RMIT University acknowledges the people of the Woi wurrung and Boon wurrung language groups of the eastern Kulin Nation on whose unceded lands we conduct the business of the University. RMIT University respectfully acknowledges their Ancestors and Elders, past and present. RMIT also acknowledges the Traditional Custodians and their Ancestors of the lands and waters across Australia where we conduct our business - Artwork 'Luwaytini' by Mark Cleaver, Palawa.

aboriginal flag
torres strait flag

Acknowledgement of Country

RMIT University acknowledges the people of the Woi wurrung and Boon wurrung language groups of the eastern Kulin Nation on whose unceded lands we conduct the business of the University. RMIT University respectfully acknowledges their Ancestors and Elders, past and present.
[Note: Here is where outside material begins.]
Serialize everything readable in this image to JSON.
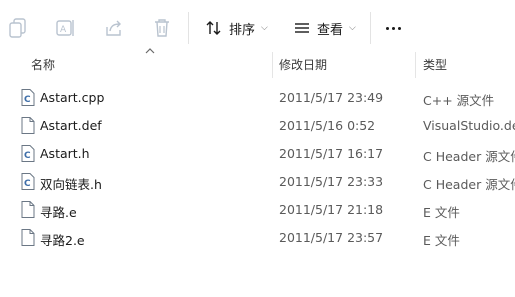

RMIT also acknowledges the Traditional Custodians and their Ancestors of the lands and waters across Australia where we conduct our business.